> **What to work on**
Reply with nothing but the number of lines in the data below where the word "Decke" occurs.

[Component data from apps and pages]
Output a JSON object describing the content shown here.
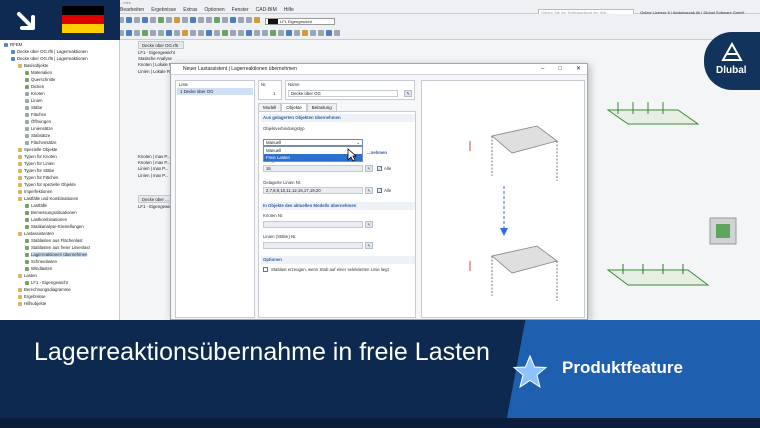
{
  "app": {
    "window_title": "...mes",
    "menus": [
      "Bearbeiten",
      "Ergebnisse",
      "Extras",
      "Optionen",
      "Fenster",
      "CAD-BIM",
      "Hilfe"
    ],
    "search_placeholder": "Geben Sie ein Schlüsselwort ein (Alt...",
    "license": "Online License 6 | Abdulrazzak Ali | Dlubal Software GmbH",
    "loadcase_combo": "LF1   Eigengewicht",
    "brand": "Dlubal"
  },
  "navigator": {
    "items": [
      {
        "label": "RFEM",
        "indent": 0,
        "icon": "blue"
      },
      {
        "label": "Decke über OG.rf6 | Lagerreaktionen",
        "indent": 1,
        "icon": "blue"
      },
      {
        "label": "Decke über OG.rf6 | Lagerreaktionen",
        "indent": 1,
        "icon": "blue"
      },
      {
        "label": "Basisobjekte",
        "indent": 2,
        "icon": "folder"
      },
      {
        "label": "Materialien",
        "indent": 3,
        "icon": "gr"
      },
      {
        "label": "Querschnitte",
        "indent": 3,
        "icon": "gr"
      },
      {
        "label": "Dicken",
        "indent": 3,
        "icon": "gr"
      },
      {
        "label": "Knoten",
        "indent": 3,
        "icon": "gray"
      },
      {
        "label": "Linien",
        "indent": 3,
        "icon": "gray"
      },
      {
        "label": "Stäbe",
        "indent": 3,
        "icon": "gray"
      },
      {
        "label": "Flächen",
        "indent": 3,
        "icon": "gray"
      },
      {
        "label": "Öffnungen",
        "indent": 3,
        "icon": "gray"
      },
      {
        "label": "Liniensätze",
        "indent": 3,
        "icon": "gray"
      },
      {
        "label": "Stabsätze",
        "indent": 3,
        "icon": "gray"
      },
      {
        "label": "Flächensätze",
        "indent": 3,
        "icon": "gray"
      },
      {
        "label": "Spezielle Objekte",
        "indent": 2,
        "icon": "folder"
      },
      {
        "label": "Typen für Knoten",
        "indent": 2,
        "icon": "folder"
      },
      {
        "label": "Typen für Linien",
        "indent": 2,
        "icon": "folder"
      },
      {
        "label": "Typen für Stäbe",
        "indent": 2,
        "icon": "folder"
      },
      {
        "label": "Typen für Flächen",
        "indent": 2,
        "icon": "folder"
      },
      {
        "label": "Typen für spezielle Objekte",
        "indent": 2,
        "icon": "folder"
      },
      {
        "label": "Imperfektionen",
        "indent": 2,
        "icon": "folder"
      },
      {
        "label": "Lastfälle und Kombinationen",
        "indent": 2,
        "icon": "folder"
      },
      {
        "label": "Lastfälle",
        "indent": 3,
        "icon": "gr"
      },
      {
        "label": "Bemessungssituationen",
        "indent": 3,
        "icon": "gr"
      },
      {
        "label": "Lastkombinationen",
        "indent": 3,
        "icon": "gr"
      },
      {
        "label": "Statikanalyse-Einstellungen",
        "indent": 3,
        "icon": "gr"
      },
      {
        "label": "Lastassistenten",
        "indent": 2,
        "icon": "folder"
      },
      {
        "label": "Stablasten aus Flächenlast",
        "indent": 3,
        "icon": "gr"
      },
      {
        "label": "Stablasten aus freier Linienlast",
        "indent": 3,
        "icon": "gr"
      },
      {
        "label": "Lagerreaktionen übernehmen",
        "indent": 3,
        "icon": "gr",
        "selected": true
      },
      {
        "label": "Schneelasten",
        "indent": 3,
        "icon": "gr"
      },
      {
        "label": "Windlasten",
        "indent": 3,
        "icon": "gr"
      },
      {
        "label": "Lasten",
        "indent": 2,
        "icon": "folder"
      },
      {
        "label": "LF1 - Eigengewicht",
        "indent": 3,
        "icon": "gr"
      },
      {
        "label": "Berechnungsdiagramme",
        "indent": 2,
        "icon": "folder"
      },
      {
        "label": "Ergebnisse",
        "indent": 2,
        "icon": "folder"
      },
      {
        "label": "Hilfsobjekte",
        "indent": 2,
        "icon": "folder"
      }
    ]
  },
  "viewport_top": {
    "header": "Decke über OG.rf6",
    "lines": [
      "LF1 - Eigengewicht",
      "Statische Analyse",
      "Knoten | Lokale Re...",
      "Linien | Lokale Re..."
    ]
  },
  "viewport_mid": {
    "lines": [
      "Knoten | max P...",
      "Knoten | max P...",
      "Linien | max P...",
      "Linien | max P..."
    ]
  },
  "viewport_bottom": {
    "header": "Decke über ...",
    "lines": [
      "LF1 - Eigengewicht"
    ]
  },
  "dialog": {
    "title": "Neuer Lastassistent | Lagerreaktionen übernehmen",
    "list_header": "Liste",
    "list_item": "1   Decke über OG",
    "nr_label": "Nr.",
    "nr_value": "1",
    "name_label": "Name",
    "name_value": "Decke über OG",
    "tabs": [
      "Modell",
      "Objekte",
      "Belastung"
    ],
    "active_tab": "Objekte",
    "section1": "Aus gelagerten Objekten übernehmen",
    "objekttyp_label": "Objektverbindungstyp",
    "dropdown_value": "Manuell",
    "dropdown_options": [
      "Manuell",
      "Freie Lasten"
    ],
    "highlighted_option": "Freie Lasten",
    "section1_suffix": "...nehmen",
    "knoten_label": "Gelagerte Knoten Nr.",
    "knoten_value": "16",
    "alle_label": "Alle",
    "linien_label": "Gelagerte Linien Nr.",
    "linien_value": "2,7,8,9,10,11,12,16,17,19,20",
    "section2": "In Objekte des aktuellen Modells übernehmen",
    "knoten2_label": "Knoten Nr.",
    "linien2_label": "Linien (Stäbe) Nr.",
    "options_label": "Optionen",
    "option_text": "Stablast erzeugen, wenn Stab auf einer selektierten Linie liegt"
  },
  "banner": {
    "title": "Lagerreaktionsübernahme in freie Lasten",
    "badge": "Produktfeature"
  },
  "colors": {
    "banner_bg": "#0e2950",
    "accent_blue": "#1f5fb0",
    "highlight": "#2c6fcf"
  }
}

> **Expected output**
6